Geomechanical modelling of stress changes during multi-stage hydraulic fracturing (MSHF) can help optimize the design of hydrocarbon extraction operations in unconventional low permeability low porosity reservoirs. Stress changes which occur during a single stage of MSHF have been known to affect subsequent fracturing stages. If an understanding and modeling capability of the effects of induced stress changes can be achieved, optimization of hydraulic fracture operations becomes feasible. Given uncertainty and limited monitoring data, calibration and history matching with reservoir models are used to help design MSHF operations. Data from "similar" wells to those that will be later encountered are used to create a semi-empirical "model" that may have predictive value in design, but because the basis in physics of such models is weak, their predictive capabilities rapidly disappear if conditions are significantly different from those used to develop the empirical calibration factors.
This paper will examine the stress shadow effects during MSHF in unconventional reservoirs and the possibility of fracture spacing optimization. The study aims to examine previous stress shadow models to identify the most commonly agreed upon effects of stress shadowing, as well as any noted differences in stress changes during different completion methods. Field data is then examined to identify any of these effects, including but not limited to, increase in instantaneous shut in pressure which may indicate an increase in minimum horizontal stress, and fluctuations in treatment pressure which could show stress changes during the fracture propagation.

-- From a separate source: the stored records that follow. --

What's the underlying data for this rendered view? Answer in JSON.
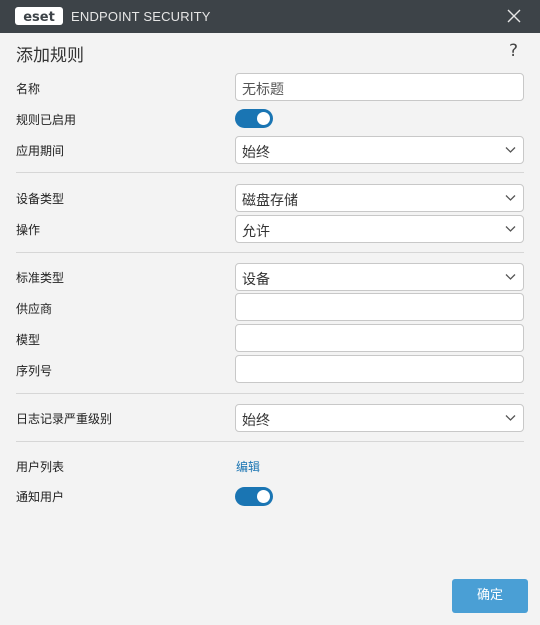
{
  "window": {
    "brand": "eset",
    "app_title": "ENDPOINT SECURITY",
    "close_icon": "close-icon"
  },
  "dialog": {
    "title": "添加规则",
    "help_label": "?"
  },
  "form": {
    "name_label": "名称",
    "name_placeholder": "无标题",
    "rule_enabled_label": "规则已启用",
    "rule_enabled": true,
    "apply_period_label": "应用期间",
    "apply_period_value": "始终",
    "device_type_label": "设备类型",
    "device_type_value": "磁盘存储",
    "action_label": "操作",
    "action_value": "允许",
    "criteria_type_label": "标准类型",
    "criteria_type_value": "设备",
    "vendor_label": "供应商",
    "vendor_value": "",
    "model_label": "模型",
    "model_value": "",
    "serial_label": "序列号",
    "serial_value": "",
    "log_severity_label": "日志记录严重级别",
    "log_severity_value": "始终",
    "user_list_label": "用户列表",
    "user_list_link": "编辑",
    "notify_user_label": "通知用户",
    "notify_user": true
  },
  "footer": {
    "ok_label": "确定"
  },
  "colors": {
    "titlebar": "#3d4348",
    "accent": "#1a75b3",
    "button": "#4a9fd5",
    "background": "#f3f3f3"
  }
}
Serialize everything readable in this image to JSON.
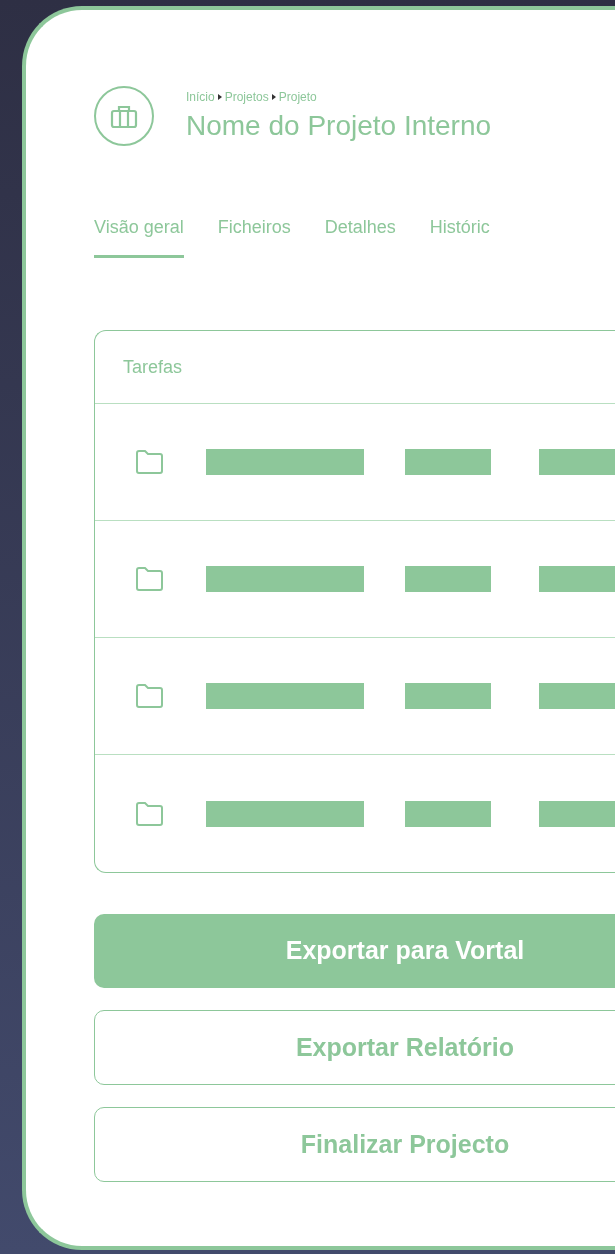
{
  "header": {
    "breadcrumb": [
      "Início",
      "Projetos",
      "Projeto"
    ],
    "title": "Nome do Projeto Interno"
  },
  "tabs": [
    {
      "label": "Visão geral",
      "selected": true
    },
    {
      "label": "Ficheiros",
      "selected": false
    },
    {
      "label": "Detalhes",
      "selected": false
    },
    {
      "label": "Históric",
      "selected": false
    }
  ],
  "tasks": {
    "title": "Tarefas",
    "rows": [
      {
        "kind": "folder"
      },
      {
        "kind": "folder"
      },
      {
        "kind": "folder"
      },
      {
        "kind": "folder"
      }
    ]
  },
  "actions": [
    {
      "label": "Exportar para Vortal",
      "kind": "primary"
    },
    {
      "label": "Exportar Relatório",
      "kind": "secondary"
    },
    {
      "label": "Finalizar Projecto",
      "kind": "secondary"
    }
  ]
}
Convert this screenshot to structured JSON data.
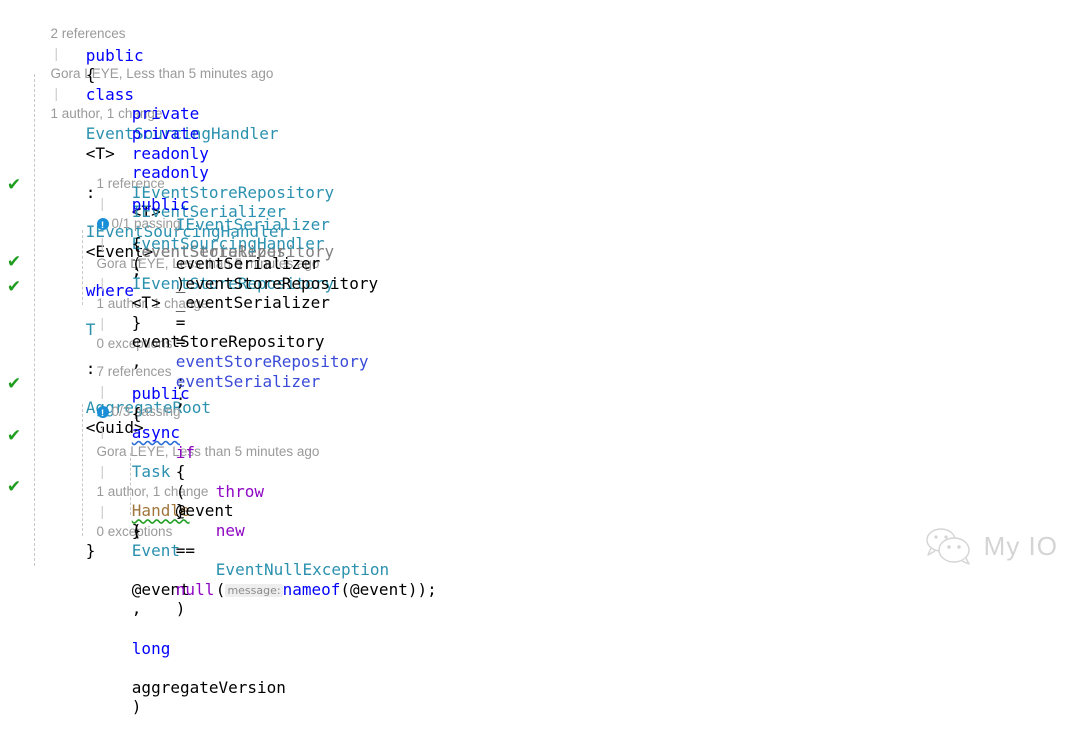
{
  "editor": {
    "language": "csharp",
    "theme": "light",
    "colors": {
      "background": "#ffffff",
      "keyword": "#0000ff",
      "type": "#2b91af",
      "control_keyword": "#8f08c4",
      "parameter": "#3a4bd8",
      "unused_field": "#808080",
      "method": "#a0763c",
      "codelens_text": "#9a9a9a",
      "test_pass_check": "#1f9d1f",
      "codelens_icon": "#1a8fd8",
      "indent_guide": "#c8c8c8"
    }
  },
  "codelens": {
    "class": {
      "references": "2 references",
      "author_and_time": "Gora LEYE, Less than 5 minutes ago",
      "changes": "1 author, 1 change"
    },
    "constructor": {
      "references": "1 reference",
      "test_icon": "test-status-icon",
      "passing": "0/1 passing",
      "author_and_time": "Gora LEYE, Less than 5 minutes ago",
      "changes": "1 author, 1 change",
      "exceptions": "0 exceptions"
    },
    "handle_method": {
      "references": "7 references",
      "test_icon": "test-status-icon",
      "passing": "0/3 passing",
      "author_and_time": "Gora LEYE, Less than 5 minutes ago",
      "changes": "1 author, 1 change",
      "exceptions": "0 exceptions"
    },
    "separator": "|"
  },
  "gutter": {
    "glyph": "✔",
    "marks": [
      {
        "line": "constructor-signature",
        "status": "covered"
      },
      {
        "line": "assign-event-store-repository",
        "status": "covered"
      },
      {
        "line": "assign-event-serializer",
        "status": "covered"
      },
      {
        "line": "handle-signature",
        "status": "covered"
      },
      {
        "line": "null-check-if",
        "status": "covered"
      },
      {
        "line": "throw-event-null-exception",
        "status": "covered"
      }
    ]
  },
  "code": {
    "class_declaration": {
      "kw_public": "public",
      "kw_class": "class",
      "class_name": "EventSourcingHandler",
      "generic_t": "<T>",
      "colon": ":",
      "base_interface": "IEventSourcingHandler",
      "base_generic": "<Event>",
      "kw_where": "where",
      "constraint_t": "T",
      "constraint_colon": ":",
      "constraint_type": "AggregateRoot",
      "constraint_generic": "<Guid>"
    },
    "open_brace": "{",
    "close_brace": "}",
    "field_repository": {
      "kw_private": "private",
      "kw_readonly": "readonly",
      "type": "IEventStoreRepository",
      "generic": "<T>",
      "name": "_eventStoreRepository",
      "semicolon": ";"
    },
    "field_serializer": {
      "kw_private": "private",
      "kw_readonly": "readonly",
      "type": "IEventSerializer",
      "name": "_eventSerializer",
      "semicolon": ";"
    },
    "constructor": {
      "kw_public": "public",
      "name": "EventSourcingHandler",
      "open_paren": "(",
      "param1_type": "IEventStoreRepository",
      "param1_generic": "<T>",
      "param1_name": "eventStoreRepository",
      "comma": ",",
      "param2_type": "IEventSerializer",
      "param2_name": "eventSerializer",
      "close_paren": ")"
    },
    "assign_repository": {
      "target": "_eventStoreRepository",
      "operator": "=",
      "value": "eventStoreRepository",
      "semicolon": ";"
    },
    "assign_serializer": {
      "target": "_eventSerializer",
      "operator": "=",
      "value": "eventSerializer",
      "semicolon": ";"
    },
    "handle_method": {
      "kw_public": "public",
      "kw_async": "async",
      "return_type": "Task",
      "name": "Handle",
      "open_paren": "(",
      "param1_type": "Event",
      "param1_name": "@event",
      "comma": ",",
      "param2_type": "long",
      "param2_name": "aggregateVersion",
      "close_paren": ")"
    },
    "null_check": {
      "kw_if": "if",
      "open_paren": "(",
      "subject": "@event",
      "operator": "==",
      "kw_null": "null",
      "close_paren": ")"
    },
    "throw_statement": {
      "kw_throw": "throw",
      "kw_new": "new",
      "exception_type": "EventNullException",
      "open_paren": "(",
      "param_hint": "message:",
      "nameof": "nameof",
      "nameof_open": "(",
      "nameof_arg": "@event",
      "nameof_close": ")",
      "close_paren": ")",
      "semicolon": ";"
    }
  },
  "watermark": {
    "icon": "wechat-logo-icon",
    "label": "My IO"
  }
}
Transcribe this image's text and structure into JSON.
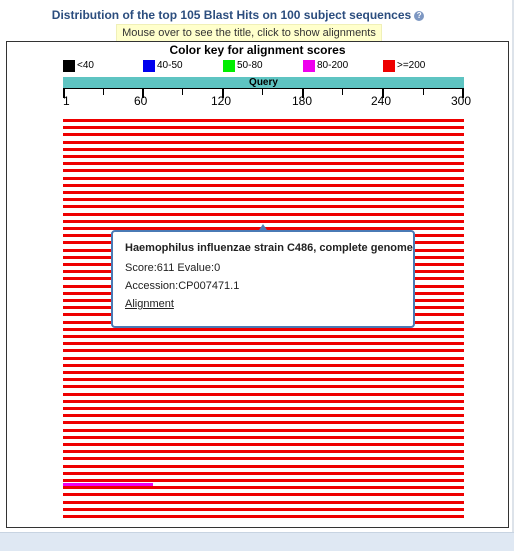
{
  "header": {
    "title": "Distribution of the top 105 Blast Hits on 100 subject sequences",
    "help_icon": "?",
    "hint": "Mouse over to see the title, click to show alignments"
  },
  "color_key": {
    "title": "Color key for alignment scores",
    "items": [
      {
        "label": "<40",
        "color": "#000000"
      },
      {
        "label": "40-50",
        "color": "#0000ee"
      },
      {
        "label": "50-80",
        "color": "#00ee00"
      },
      {
        "label": "80-200",
        "color": "#ee00ee"
      },
      {
        "label": ">=200",
        "color": "#ee0000"
      }
    ]
  },
  "query": {
    "label": "Query",
    "ticks": [
      "1",
      "60",
      "120",
      "180",
      "240",
      "300"
    ]
  },
  "hits": {
    "count_rows": 56,
    "pink_row_index": 50,
    "pink_fraction": 0.225,
    "colors": {
      "high": "#ee0000",
      "mid": "#ee00ee"
    }
  },
  "tooltip": {
    "title": "Haemophilus influenzae strain C486, complete genome",
    "score": "Score:611 Evalue:0",
    "accession": "Accession:CP007471.1",
    "link": "Alignment"
  }
}
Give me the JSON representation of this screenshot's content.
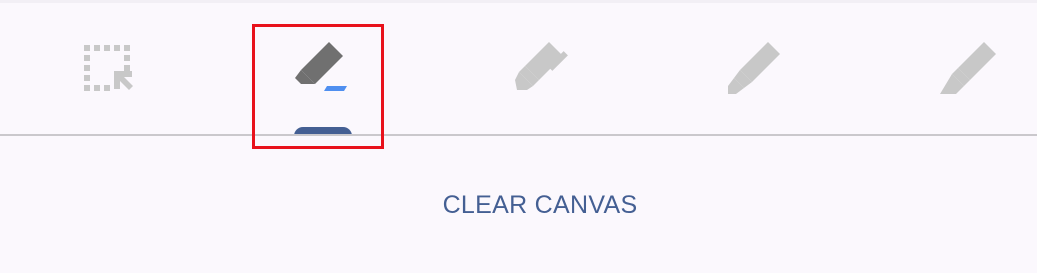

Both a complex mathematical model and a simple two dimensional model are introduced which will be used to compare efficiency and results in future studies. Recommendations are made concerning simplifying assumptions when it comes to MSHF and reservoir modelling in tight formations.
Massive multistage hydraulic fracturing in low permeability formations using horizontal wells has become one of the most commonly used method to extract natural gas in Canada. The use of horizontal wells has improved the efficiency of resource extraction by increasing the numbering of hydraulic fracture stages within a single well along several hundred meters of a producing formation.